"Of course I wear them again! Sometimes, I might add something or take something off, to make it feel a little different, but my mother taught me the value of choosing classic things that weren't trendy, could not be dated." So, she has no problem recycling hats. Over the years, she's received them as gifts, collected them on her travels and found them on sale tables. And all are carefully cataloged and stored in one room, so she can keep track of what she wears when.
The hat makers
Many of the hats at West Angeles come from two of its parishioners, Sonja Robinson and her daughter Meeka Robinson-Davis. Sonja is the founder of One-of-a-Kind Hats on Crenshaw Boulevard, and Meeka has become a second-generation hat maker, running a branch store on Slauson Avenue.
On a recent Saturday, Meeka is helping Elena Tucker coordinate her Palm Sunday outfit. The deep turquoise sheath is covered by a walking coat -- a seven-eighths length jacket -- embellished with silver and gold lamé patchwork.

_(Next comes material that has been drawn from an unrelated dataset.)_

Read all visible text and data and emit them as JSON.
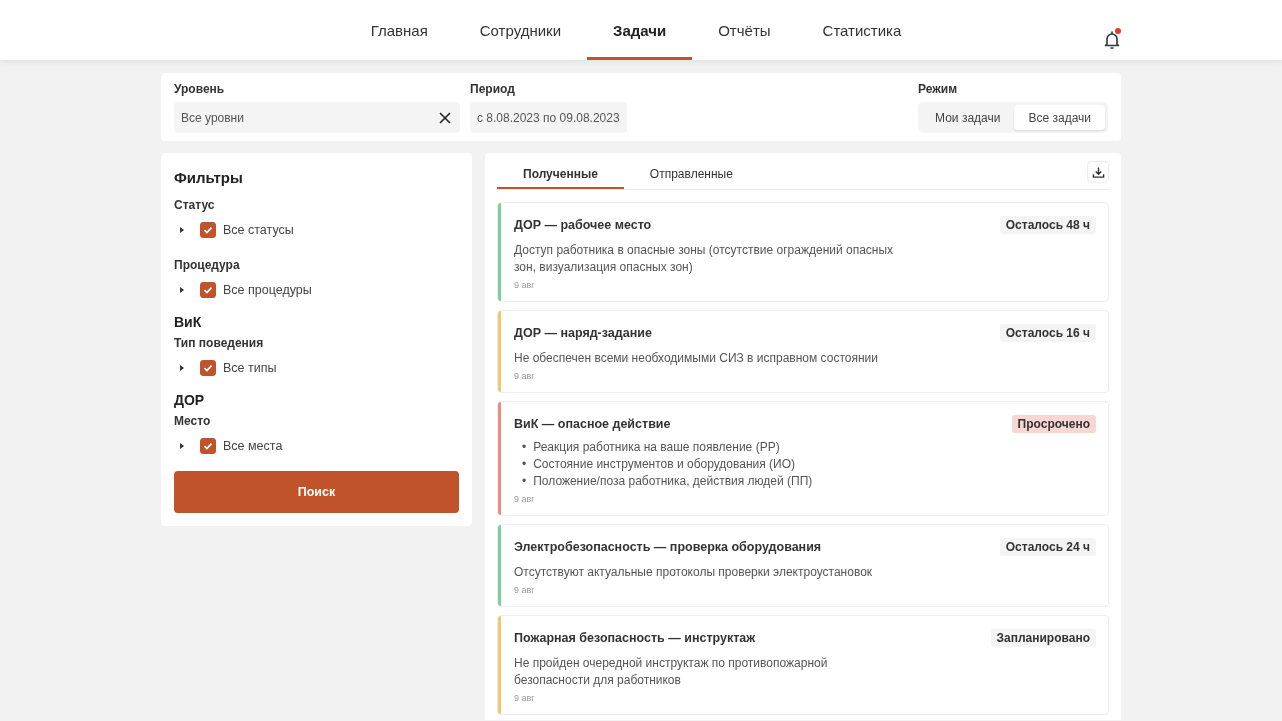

"I come all the way from the East Side to Meeka because I trust her," Tucker says. "I always get compliments." Reaching carefully into her hat box, she pulls out the outfit's finishing touch: a lampshade shape in the same hue as the dress, covered in Belgian lace with jeweled edging. Tucker is still wearing her Saturday errand-running clothes, but as she places the hat at her preferred angle, she morphs into a grande dame: In less than 30 seconds, her hat has made her stately. That might explain why she, like so many other hat lovers, has a dedicated room for her chapeaus.
Such devotion to the art of the hat has made One-of-a-Kind recession-proof -- so far. "People will buy for church, but they're buying things that will last them several seasons," Meeka explains. "An accessory will update their look without having to buy a whole new wardrobe."
But the economy is being felt across town. Leola Speed owns Leola's Fashion Hats and Accessories, on Florence Avenue near Crenshaw. Her customers, she says, are "church ladies, mostly. And I know almost every one by her first name."
Speed has been in business since 1985, and in the last several months, she's found that hat buyers have been more cautious. "I have reduced some of my prices to help my customers out," Speed admits, pointing to several casual hats that are on sale. But her collection has high-end models too, with sparkly numbers from New York label Mr. John and coveted classics by now-retired designer Jack McConnell. And despite the moribund economy, she says some of her ladies are loath to settle for what they consider second best.
"I have some customers come in, and they ask if they can pay a little every week," says Speed. "They know what they want, and they are not interested in substitutes." And they will be wearing fabulous hats for Easter.
Back at West Angeles, a group of hat wearers is assembling in the sun-filled foyer for a photograph. Colorful and ever so exotic, they look like gorgeous tropical birds, alighting gracefully for a brief moment before scattering in different directions.
A sure sign of spring.
Karen Grigsby Bates is a Los Angeles-based correspondent for NPR News. She's trying to work up the nerve to wear a really splendid hat.